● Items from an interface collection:

-=-=-

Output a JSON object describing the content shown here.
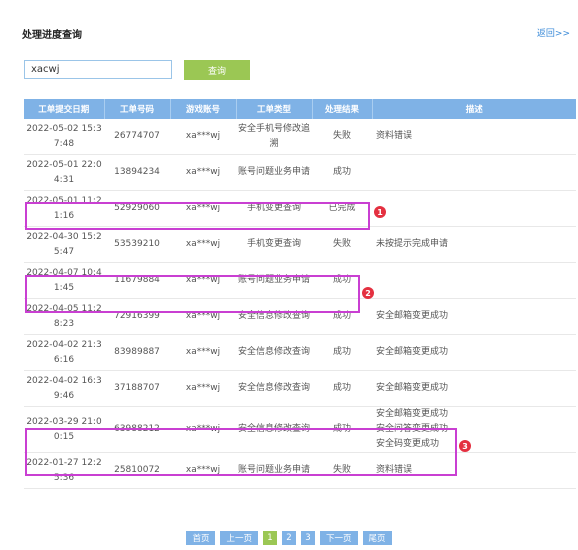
{
  "header": {
    "title": "处理进度查询",
    "back_label": "返回>>"
  },
  "search": {
    "value": "xacwj",
    "button_label": "查询"
  },
  "table": {
    "columns": [
      "工单提交日期",
      "工单号码",
      "游戏账号",
      "工单类型",
      "处理结果",
      "描述"
    ],
    "rows": [
      {
        "date": "2022-05-02 15:37:48",
        "order_no": "26774707",
        "account": "xa***wj",
        "type": "安全手机号修改追溯",
        "result": "失败",
        "desc": [
          "资料错误"
        ]
      },
      {
        "date": "2022-05-01 22:04:31",
        "order_no": "13894234",
        "account": "xa***wj",
        "type": "账号问题业务申请",
        "result": "成功",
        "desc": []
      },
      {
        "date": "2022-05-01 11:21:16",
        "order_no": "52929060",
        "account": "xa***wj",
        "type": "手机变更查询",
        "result": "已完成",
        "desc": []
      },
      {
        "date": "2022-04-30 15:25:47",
        "order_no": "53539210",
        "account": "xa***wj",
        "type": "手机变更查询",
        "result": "失败",
        "desc": [
          "未按提示完成申请"
        ]
      },
      {
        "date": "2022-04-07 10:41:45",
        "order_no": "11679884",
        "account": "xa***wj",
        "type": "账号问题业务申请",
        "result": "成功",
        "desc": []
      },
      {
        "date": "2022-04-05 11:28:23",
        "order_no": "72916399",
        "account": "xa***wj",
        "type": "安全信息修改查询",
        "result": "成功",
        "desc": [
          "安全邮箱变更成功"
        ]
      },
      {
        "date": "2022-04-02 21:36:16",
        "order_no": "83989887",
        "account": "xa***wj",
        "type": "安全信息修改查询",
        "result": "成功",
        "desc": [
          "安全邮箱变更成功"
        ]
      },
      {
        "date": "2022-04-02 16:39:46",
        "order_no": "37188707",
        "account": "xa***wj",
        "type": "安全信息修改查询",
        "result": "成功",
        "desc": [
          "安全邮箱变更成功"
        ]
      },
      {
        "date": "2022-03-29 21:00:15",
        "order_no": "63988212",
        "account": "xa***wj",
        "type": "安全信息修改查询",
        "result": "成功",
        "desc": [
          "安全邮箱变更成功",
          "安全问答变更成功",
          "安全码变更成功"
        ]
      },
      {
        "date": "2022-01-27 12:25:36",
        "order_no": "25810072",
        "account": "xa***wj",
        "type": "账号问题业务申请",
        "result": "失败",
        "desc": [
          "资料错误"
        ]
      }
    ]
  },
  "annotations": {
    "markers": [
      "1",
      "2",
      "3"
    ],
    "highlight_color": "#c93fd2",
    "marker_color": "#e43040"
  },
  "pagination": {
    "first": "首页",
    "prev": "上一页",
    "pages": [
      "1",
      "2",
      "3"
    ],
    "current": "1",
    "next": "下一页",
    "last": "尾页"
  },
  "colors": {
    "header_bg": "#7fb2e6",
    "button_green": "#9bc754",
    "link_blue": "#3a8ad8"
  }
}
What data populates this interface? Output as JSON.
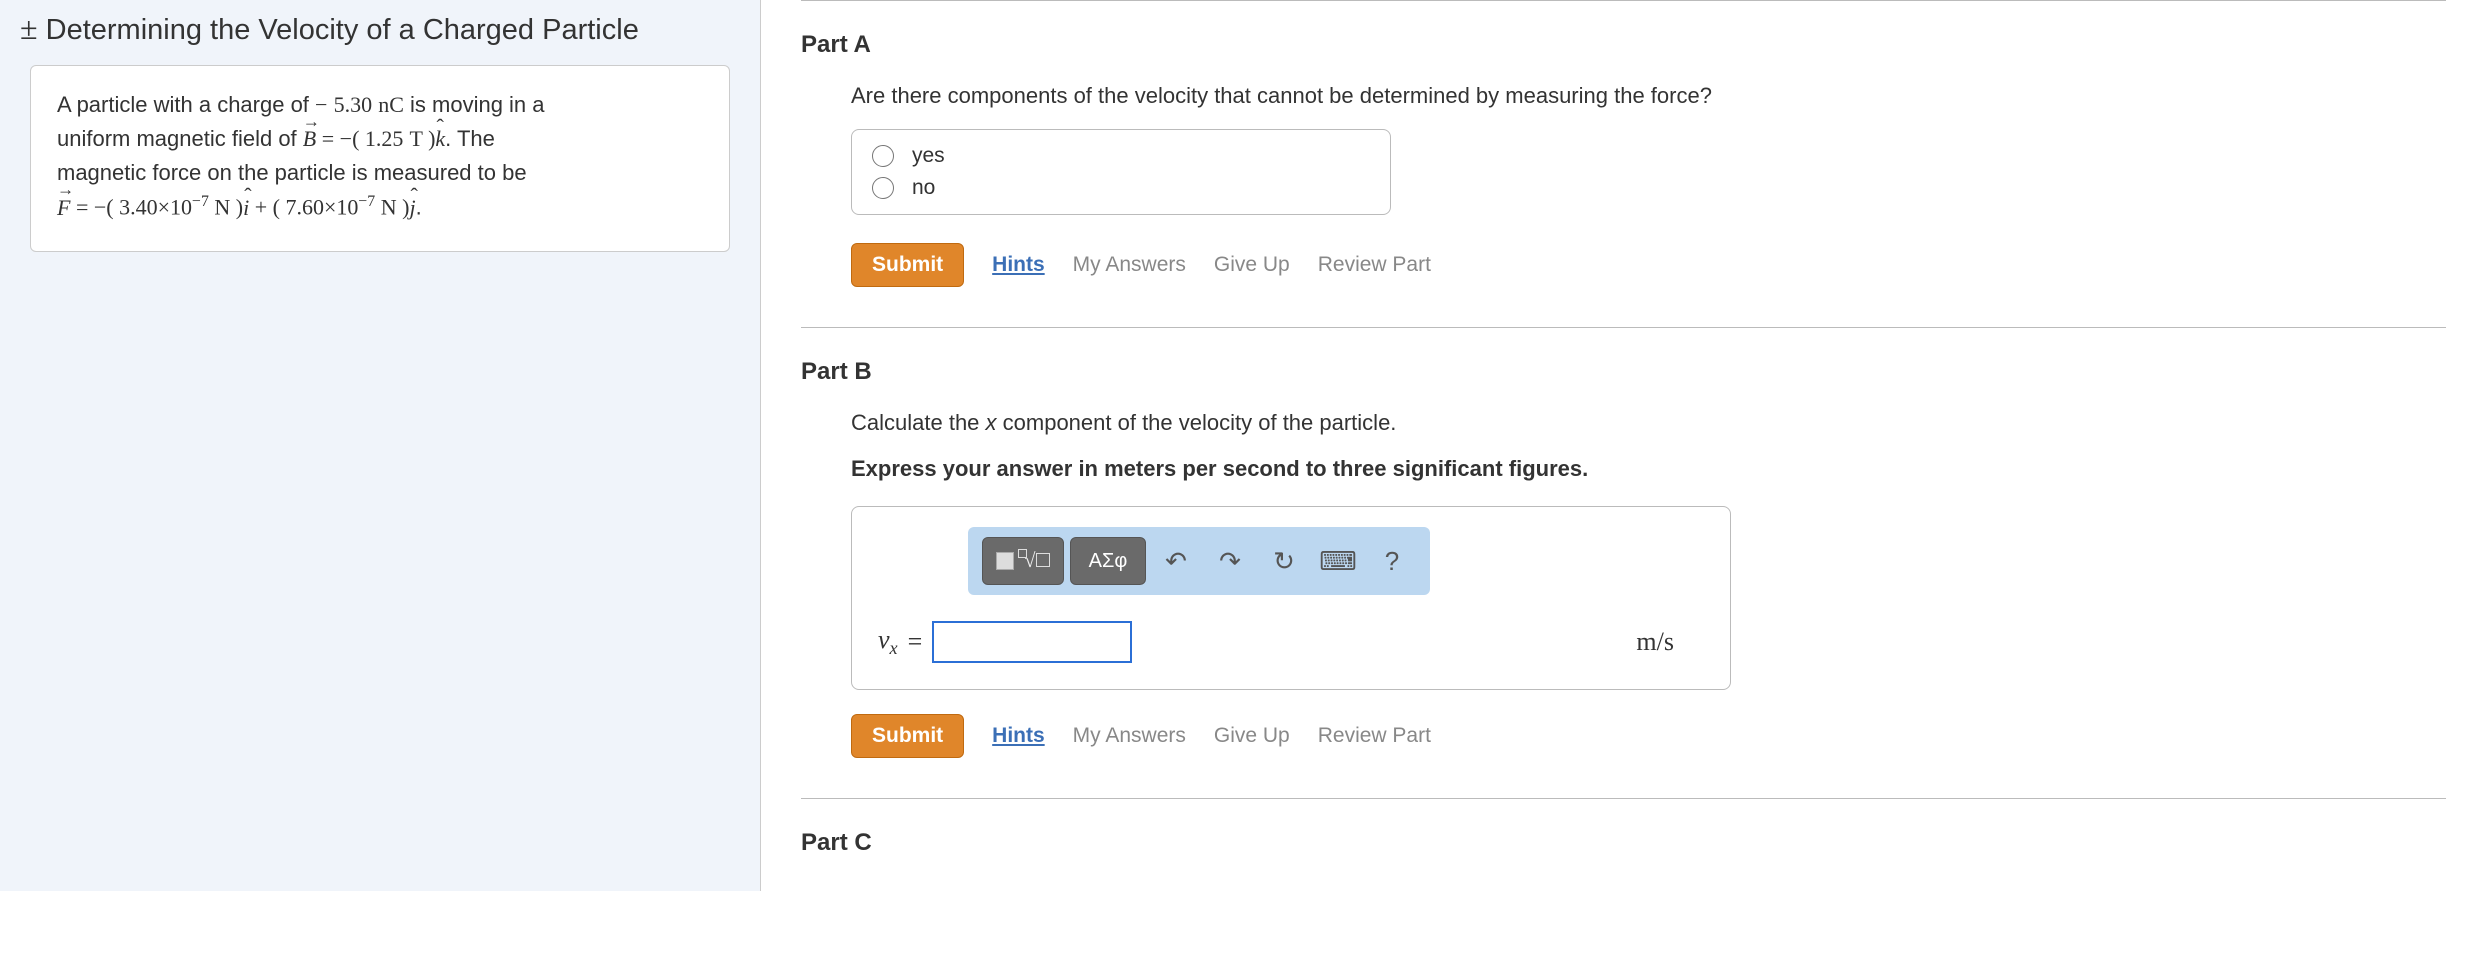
{
  "title_prefix": "±",
  "title": "Determining the Velocity of a Charged Particle",
  "problem": {
    "line1_a": "A particle with a charge of ",
    "charge_sign": "−",
    "charge_val": "5.30",
    "charge_unit": "nC",
    "line1_b": " is moving in a",
    "line2_a": "uniform magnetic field of ",
    "B_label": "B",
    "eq": " = ",
    "B_sign": "−( ",
    "B_val": "1.25",
    "B_unit": "T",
    "B_close": " )",
    "B_hat": "k",
    "line2_b": ". The",
    "line3_a": "magnetic force on the particle is measured to be",
    "F_label": "F",
    "F1_sign": "−( ",
    "F1_val": "3.40×10",
    "F1_exp": "−7",
    "F1_unit": " N",
    "F1_close": " )",
    "F1_hat": "i",
    "plus": " + ( ",
    "F2_val": "7.60×10",
    "F2_exp": "−7",
    "F2_unit": " N",
    "F2_close": " )",
    "F2_hat": "j",
    "period": "."
  },
  "partA": {
    "heading": "Part A",
    "prompt": "Are there components of the velocity that cannot be determined by measuring the force?",
    "opt_yes": "yes",
    "opt_no": "no"
  },
  "partB": {
    "heading": "Part B",
    "prompt": "Calculate the x component of the velocity of the particle.",
    "subprompt": "Express your answer in meters per second to three significant figures.",
    "var": "v",
    "varsub": "x",
    "equals": "=",
    "units": "m/s",
    "input_value": ""
  },
  "partC": {
    "heading": "Part C"
  },
  "toolbar": {
    "greek": "ΑΣφ",
    "help": "?"
  },
  "actions": {
    "submit": "Submit",
    "hints": "Hints",
    "my_answers": "My Answers",
    "give_up": "Give Up",
    "review": "Review Part"
  }
}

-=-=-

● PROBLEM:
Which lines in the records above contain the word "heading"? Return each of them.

● ANSWER SPACE:
    "heading": "Part A",
    "heading": "Part B",
    "heading": "Part C"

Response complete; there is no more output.